To address the increased risk of depression faced by females, athletes learn a technique called "cognitive restructuring" which teaches them to make connections between their thoughts and their moods by keeping logs. "Once they make connections between their thoughts, emotions, and activities, they can avoid getting caught in a spiral of depression," Elliot says. "Again, we cast it in performance terms. We talk about how working on your own psychology can make you a better athlete and help your team."

The program consists of eight 45-minute sessions designed to be conducted once a week during a team’s season. A coach or assistant coach is in charge of the program and commits to being present for each session. However, the responsibility for running the program largely falls to the athletes themselves. Members of junior varsity and varsity squads work together, divided into small groups of about six athletes each. The coach chooses a squad leader for each group and helps the team get started and stay on track, but beyond that, athletes run the activities.

"There is no preparation required for coaches or squad leaders," says Elliot. "They open the page and they’re ready to go.

"Peer-led programs work for high schoolers because they are affected more by peers and less by teachers," Elliot continues. "Part of the developmental task of becoming an adolescent is pulling away from adults. Sports teams are a natural place to implement a program of this type because the athletes are already bonded as a team—these are the peers they already turn to for information and advice."

Annette Gaston, former Head Volleyball Coach at La Center (Wash.) High School, administered the program to her teams for four years, running the sessions after practices on Fridays. "All I did was basically oversee and lead them a little bit into their discussion," she says. "Then the student-leaders would take control and work with their group. It was really easy to do."

Gaston believes the program produced real results for her athletes. "How many times during high school do girls hear, ‘Don’t’ and ‘You can’t’?" she says. "Teenagers tend to tune that message out. This program gives them facts instead. A lot of young female athletes have never been told what diet pills and other drugs do in the body. When they do get the correct information, they are more likely to make good decisions on their own."

Conducting the program can be rewarding for coaches, too. "They get to see the kids do skits and activities and they get to know them in a whole different way," Elliot says. "Coaches told us it made them feel very positive about what they were doing."

For more information or to order ATHENA, visit: www.ohsu.edu/hpsm/athena.html.
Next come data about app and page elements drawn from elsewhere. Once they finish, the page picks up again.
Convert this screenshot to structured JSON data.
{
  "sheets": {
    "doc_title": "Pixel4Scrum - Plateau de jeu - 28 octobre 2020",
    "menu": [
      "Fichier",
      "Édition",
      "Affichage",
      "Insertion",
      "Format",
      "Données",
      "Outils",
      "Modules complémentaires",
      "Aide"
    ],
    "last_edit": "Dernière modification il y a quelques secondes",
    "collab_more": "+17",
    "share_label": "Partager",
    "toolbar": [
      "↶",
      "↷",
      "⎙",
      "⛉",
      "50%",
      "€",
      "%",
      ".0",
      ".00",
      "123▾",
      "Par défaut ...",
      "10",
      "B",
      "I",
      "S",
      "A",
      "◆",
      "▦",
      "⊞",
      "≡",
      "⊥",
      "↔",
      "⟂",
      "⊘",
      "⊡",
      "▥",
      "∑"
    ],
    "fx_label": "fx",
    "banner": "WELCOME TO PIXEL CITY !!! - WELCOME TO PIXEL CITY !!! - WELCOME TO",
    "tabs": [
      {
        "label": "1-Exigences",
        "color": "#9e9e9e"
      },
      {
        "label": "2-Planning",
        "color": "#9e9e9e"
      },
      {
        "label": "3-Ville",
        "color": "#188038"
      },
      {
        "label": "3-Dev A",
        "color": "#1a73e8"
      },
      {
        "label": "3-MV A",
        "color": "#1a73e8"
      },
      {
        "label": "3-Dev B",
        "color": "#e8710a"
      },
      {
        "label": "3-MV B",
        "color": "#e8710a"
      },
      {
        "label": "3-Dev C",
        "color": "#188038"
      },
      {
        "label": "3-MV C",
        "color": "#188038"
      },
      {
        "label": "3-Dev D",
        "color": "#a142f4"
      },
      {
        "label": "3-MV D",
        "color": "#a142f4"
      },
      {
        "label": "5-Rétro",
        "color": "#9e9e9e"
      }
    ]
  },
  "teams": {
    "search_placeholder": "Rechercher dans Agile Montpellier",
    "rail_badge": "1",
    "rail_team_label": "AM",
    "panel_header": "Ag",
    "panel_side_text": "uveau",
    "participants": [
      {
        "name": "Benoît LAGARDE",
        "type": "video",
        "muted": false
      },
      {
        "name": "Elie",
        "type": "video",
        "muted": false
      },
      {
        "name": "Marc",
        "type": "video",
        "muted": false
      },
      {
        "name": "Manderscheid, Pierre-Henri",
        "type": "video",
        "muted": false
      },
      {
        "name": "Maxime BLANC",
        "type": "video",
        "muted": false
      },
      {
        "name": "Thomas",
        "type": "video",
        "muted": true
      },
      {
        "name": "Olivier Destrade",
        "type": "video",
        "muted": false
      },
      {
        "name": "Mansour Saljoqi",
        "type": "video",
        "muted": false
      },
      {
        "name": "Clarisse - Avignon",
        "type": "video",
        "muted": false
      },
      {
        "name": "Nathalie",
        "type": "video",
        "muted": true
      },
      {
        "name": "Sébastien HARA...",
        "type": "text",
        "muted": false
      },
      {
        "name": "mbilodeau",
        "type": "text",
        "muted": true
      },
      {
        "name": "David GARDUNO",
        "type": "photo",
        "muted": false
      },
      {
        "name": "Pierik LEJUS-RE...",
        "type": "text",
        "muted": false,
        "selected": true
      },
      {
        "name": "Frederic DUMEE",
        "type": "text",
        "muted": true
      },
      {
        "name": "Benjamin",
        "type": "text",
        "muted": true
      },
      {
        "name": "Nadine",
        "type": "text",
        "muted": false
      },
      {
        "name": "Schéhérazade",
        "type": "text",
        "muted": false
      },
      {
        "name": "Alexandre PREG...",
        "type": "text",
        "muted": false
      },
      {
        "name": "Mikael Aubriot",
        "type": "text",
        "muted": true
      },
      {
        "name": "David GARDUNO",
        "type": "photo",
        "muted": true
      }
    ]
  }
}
To read the text of the study, go to: http://archpedi.ama-assn.org/content/vol158/issue11/index.dtl.